Friday 19 January 2001
Peter Blake history
March 19, 2020

“One would like to be a humungous sponge right now so that I can absorb further all that I see, I smell, I hear, I sense and I feel.”
– Ollie Olphert, Seamaster crew member

  • Location: Half Moon Island
  • Latitude: 62.35S
  • Longitude: 59.54W
  • Conditions: Damp with drizzle
  • Wind: Calm
  • Sea: Calm
  • Air temp: 5 deg C
  • Sea temp: 2 deg C
  • Barometer: 990 mbs and falling

1330 hrs: A foggy morning after a rolling night at anchor. A south-east chop came into the bay yesterday evening and with the light wind at right angles to the chop, the night was anything but smooth. We thought of moving to Yankee Harbour only a few miles away, but with the onset of the chop came continuous drizzle and low cloud that clung to the surface of the sea so we stayed put. The entrance to Yankee Harbour is less than 100 metres wide through a gap in the old glacial moraine that stretches right across the mouth of the bay, and would have required following the dinghy in with its depth sounder giving us forewarning of the rocks that would be difficult to see in the failing light.

This morning the fog is thicker and the wind almost gone. We can’t see the shore even though it is very close. The chin-straps haven’t missed a beat, however, and have remained raucous throughout. They are a good homing signal if out in the dinghy and not sure where is where.

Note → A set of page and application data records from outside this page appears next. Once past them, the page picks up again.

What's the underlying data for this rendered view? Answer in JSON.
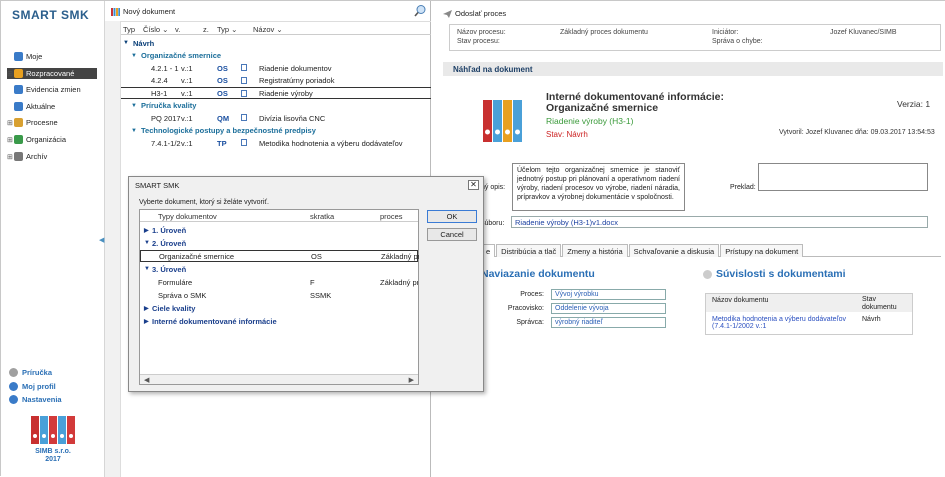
{
  "brand": "SMART SMK",
  "sidebar": {
    "items": [
      {
        "label": "Moje",
        "exp": ""
      },
      {
        "label": "Rozpracované",
        "exp": "⊞",
        "active": true
      },
      {
        "label": "Evidencia zmien",
        "exp": ""
      },
      {
        "label": "Aktuálne",
        "exp": ""
      },
      {
        "label": "Procesne",
        "exp": "⊞"
      },
      {
        "label": "Organizácia",
        "exp": "⊞"
      },
      {
        "label": "Archív",
        "exp": "⊞"
      }
    ],
    "bottom": [
      {
        "label": "Príručka"
      },
      {
        "label": "Moj profil"
      },
      {
        "label": "Nastavenia"
      }
    ],
    "company_name": "SIMB s.r.o.",
    "company_year": "2017"
  },
  "center": {
    "new_doc_label": "Nový dokument",
    "columns": {
      "typ": "Typ",
      "cislo": "Číslo",
      "v": "v.",
      "z": "z.",
      "typ2": "Typ",
      "nazov": "Názov"
    },
    "rows": [
      {
        "kind": "top",
        "label": "Návrh"
      },
      {
        "kind": "grp",
        "label": "Organizačné smernice"
      },
      {
        "kind": "doc",
        "cislo": "4.2.1 - 1",
        "v": "v.:1",
        "typ": "OS",
        "nazov": "Riadenie dokumentov"
      },
      {
        "kind": "doc",
        "cislo": "4.2.4",
        "v": "v.:1",
        "typ": "OS",
        "nazov": "Registratúrny poriadok"
      },
      {
        "kind": "doc",
        "cislo": "H3-1",
        "v": "v.:1",
        "typ": "OS",
        "nazov": "Riadenie výroby",
        "hl": true
      },
      {
        "kind": "grp",
        "label": "Príručka kvality"
      },
      {
        "kind": "doc",
        "cislo": "PQ 2017",
        "v": "v.:1",
        "typ": "QM",
        "nazov": "Divízia lisovňa CNC"
      },
      {
        "kind": "grp",
        "label": "Technologické postupy a bezpečnostné predpisy"
      },
      {
        "kind": "doc",
        "cislo": "7.4.1-1/2",
        "v": "v.:1",
        "typ": "TP",
        "nazov": "Metodika hodnotenia a výberu dodávateľov"
      }
    ]
  },
  "right": {
    "send_label": "Odoslať proces",
    "info": {
      "nazov_procesu_lbl": "Názov procesu:",
      "nazov_procesu_val": "Základný proces dokumentu",
      "stav_procesu_lbl": "Stav procesu:",
      "iniciator_lbl": "Iniciátor:",
      "iniciator_val": "Jozef Kluvanec/SIMB",
      "sprava_lbl": "Správa o chybe:"
    },
    "nahlad": "Náhľad na dokument",
    "title_line1": "Interné dokumentované informácie:",
    "title_line2": "Organizačné smernice",
    "subtitle": "Riadenie výroby (H3-1)",
    "stav": "Stav: Návrh",
    "verzia": "Verzia: 1",
    "vytvoril": "Vytvoril: Jozef Kluvanec dňa: 09.03.2017 13:54:53",
    "opis_lbl": "ný opis:",
    "opis": "Účelom tejto organizačnej smernice je stanoviť jednotný postup pri plánovaní a operatívnom riadení výroby, riadení procesov vo výrobe, riadení náradia, prípravkov a výrobnej dokumentácie v spoločnosti.",
    "preklad_lbl": "Preklad:",
    "subor_lbl": "súboru:",
    "subor": "Riadenie výroby (H3-1)v1.docx",
    "tabs": [
      "e",
      "Distribúcia a tlač",
      "Zmeny a história",
      "Schvaľovanie a diskusia",
      "Prístupy na dokument"
    ],
    "naviazanie_title": "Naviazanie dokumentu",
    "proces_lbl": "Proces:",
    "proces_val": "Vývoj výrobku",
    "pracovisko_lbl": "Pracovisko:",
    "pracovisko_val": "Oddelenie vývoja",
    "spravca_lbl": "Správca:",
    "spravca_val": "výrobný riaditeľ",
    "suvislosti_title": "Súvislosti s dokumentami",
    "suv_col1": "Názov dokumentu",
    "suv_col2a": "Stav",
    "suv_col2b": "dokumentu",
    "suv_row_name1": "Metodika hodnotenia a výberu dodávateľov",
    "suv_row_name2": "(7.4.1-1/2002 v.:1",
    "suv_row_stav": "Návrh"
  },
  "dialog": {
    "title": "SMART SMK",
    "close": "✕",
    "prompt": "Vyberte dokument, ktorý si želáte vytvoriť.",
    "columns": {
      "typy": "Typy dokumentov",
      "skratka": "skratka",
      "proces": "proces"
    },
    "rows": [
      {
        "kind": "grp",
        "arrow": "▶",
        "label": "1. Úroveň"
      },
      {
        "kind": "grp",
        "arrow": "▼",
        "label": "2. Úroveň"
      },
      {
        "kind": "item",
        "label": "Organizačné smernice",
        "skratka": "OS",
        "proces": "Základný pr",
        "sel": true
      },
      {
        "kind": "grp",
        "arrow": "▼",
        "label": "3. Úroveň"
      },
      {
        "kind": "item",
        "label": "Formuláre",
        "skratka": "F",
        "proces": "Základný pr"
      },
      {
        "kind": "item",
        "label": "Správa o SMK",
        "skratka": "SSMK",
        "proces": ""
      },
      {
        "kind": "grp",
        "arrow": "▶",
        "label": "Ciele kvality"
      },
      {
        "kind": "grp",
        "arrow": "▶",
        "label": "Interné dokumentované informácie"
      }
    ],
    "ok": "OK",
    "cancel": "Cancel"
  }
}
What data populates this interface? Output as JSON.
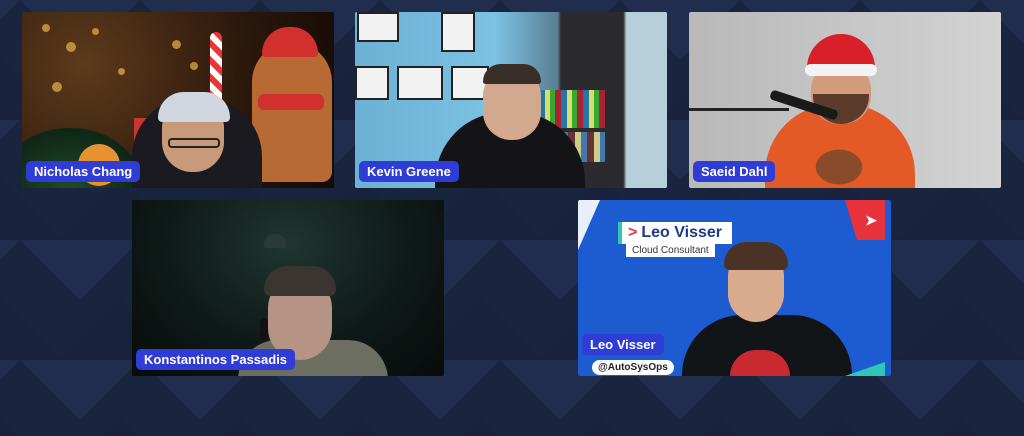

The divers have been practising with the DPV’s, it takes a long time to get suited for these frigid waters and know you are going to be reasonably comfortable throughout the dive. Today, with visibility very poor, the homing beacons were put into action and worked perfectly – giving each diver direction and distance from the master beacon carried in the dinghy. In yesterday’s dive on an ice floe, Marc and Will (14 years old) took their DPV’s through a tunnel in the ice and up onto a turquoise-blue ice “beach” right inside the floe where a startled penguin made its feelings known.

Ollie has been quite affected by his short time here – but positively affected.
He asked if he could put down his feelings for The Log. I feel that what he says epitomises the thoughts of everyone else in the crew.


“One would like to be a humungous sponge right now so that I can absorb further all that I see, I smell, I hear, I sense and I feel.”

The body is in overdrive trying to soak it all in, perhaps something like a pincushion, all the pins jabbing you with all the different amazing sights and encounters…

– Ollie Olphert, Seamaster crew member